Sometimes something doesn’t mean anything until it comes right to your front door.   Then it crystallizes with a clarity that throws everything into sharp relief, and the truth can no longer be avoid.  And that’s what just happened to us.

This afternoon, at about 2:45, an angry but organized mob of Occupy Wall Street protesters marched down East 54th Street, past the boutiques and luncheon spots of the privileged, thrusting handmade placards in the air and chanting “They got bailed out, we got sold out!”  Striking fear into the hearts of patrons of Bice and Rothmann’s  (two darlings of the expense account lunch crowd), of Schumer’s Liquors (where $150 bottles of scotch are displayed in the window) and the Reliable Foods luncheonette (which charges $4.50 for a tuna salad sandwich), the throng turned right at Park Avenue to find its target:  the heartless 53rd Street branch office of Citibank.

There, the protesters made known their rage.   Waving signs and chanting, the mob, by now numbering almost three dozen, hurled paper airplanes at the cowering group of elite tellers and upper-crust customer service reps huddled in fear inside.  One could almost hear them crying:  “You can’t do this to us!  We’re the one percent!”

Who can afford this?

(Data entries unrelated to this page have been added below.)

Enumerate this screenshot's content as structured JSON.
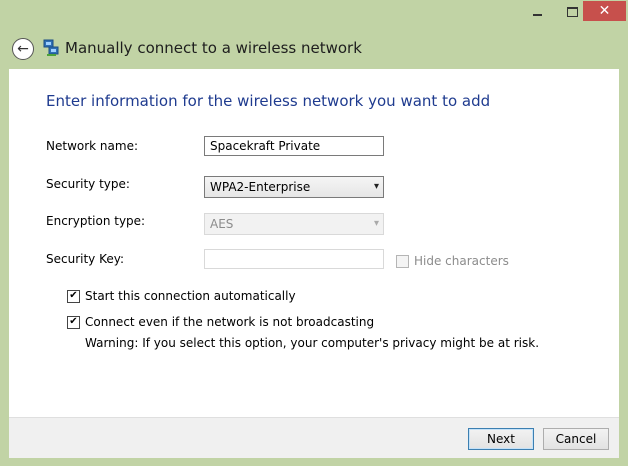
{
  "window": {
    "title": "Manually connect to a wireless network",
    "controls": {
      "minimize": "—",
      "maximize": "□",
      "close": "✕"
    }
  },
  "heading": "Enter information for the wireless network you want to add",
  "form": {
    "network_name": {
      "label": "Network name:",
      "value": "Spacekraft Private"
    },
    "security_type": {
      "label": "Security type:",
      "value": "WPA2-Enterprise"
    },
    "encryption_type": {
      "label": "Encryption type:",
      "value": "AES",
      "disabled": true
    },
    "security_key": {
      "label": "Security Key:",
      "value": "",
      "disabled": true
    },
    "hide_characters": {
      "label": "Hide characters",
      "checked": false,
      "disabled": true
    }
  },
  "options": {
    "start_auto": {
      "label": "Start this connection automatically",
      "checked": true
    },
    "connect_not_broadcasting": {
      "label": "Connect even if the network is not broadcasting",
      "checked": true
    },
    "warning": "Warning: If you select this option, your computer's privacy might be at risk."
  },
  "buttons": {
    "next": "Next",
    "cancel": "Cancel"
  },
  "colors": {
    "frame": "#c1d3a5",
    "heading": "#1f3b8f",
    "close": "#c7504c"
  },
  "icons": {
    "back": "back-arrow-icon",
    "network": "network-icon",
    "checkmark": "✔",
    "dropdown": "▾"
  }
}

The 1%.

Well, okay, as a stirring protest, it wasn’t much.  In fact, there were so few of them that they barely made a noticeable ripple in the normal sidewalk traffic.  And picking this Citi branch as the face of Wall Street made about as much sense as protesting the Iraq war by picketing a roadside falafel stand.

So, this is our moment of clarity, of definition, of awareness.  We had some dim hopes for this movement; that it might form an effective platform to voice real concerns of real people, so that real efforts could be undertaken to address them.

But we got silliness instead.  Each “proposal” is nothing more than a suggestion that one small minority special interest group profit from the pain of everyone else.  Forgive all student loans.  (Don’t have one?  Paid yours off?  Sucker.)  Forgive all consumer debt.  (Oh, you paid yours?  Tough.)  Pay off my underwater mortgage.  (You should have bought a house you couldn’t afford with no down payment.  All you had to do was lie.  Idiot.)   Kill all the banks and corporations.  (We’ll live on communes in a barter society and share everything.  It worked so well in the sixties.)  Put all the bankers in jail.  (And if they’ve done nothing criminal, then just hang them.  Who cares?)

This isn’t social justice, this is street theater.  We have listened to many, many people tell us what OWS really means.  Frankly, they don’t know, and we don’t either, because OWS has been very careful not to mean anything at all.   All the special interest groups that have tried to co-opt it have left empty-handed.

But one thing is for sure:  this ain’t the Arab Spring.   The media can pontificate all it likes  about “virtual” events, but when it comes down to it, no one really pays attention to anything that doesn’t involve real feet on real pavement.   In spite of all the hype, all the hoo-hah and all the bold claims of representation, OWS hasn’t been able to do that.  It was, and remains, a make-believe army with a make-believe war, with the media fanning what appear to be dying embers into something that still resembles a spark of spirited protest.

At the end of the day, OWS turns out to be the pool of Narcissus.   The apostles gaze into it to find their reflection, and they stare, rapt, with admiration.  But they must be careful lest their reverie draws them too close, and they fall in and drown.

If you agree, put your hands in the air and wiggle your fingers.  No?  That would make you feel silly?  Well, maybe that’s because you don’t see yourself as part of the “99%.”  Whoever the hell they are.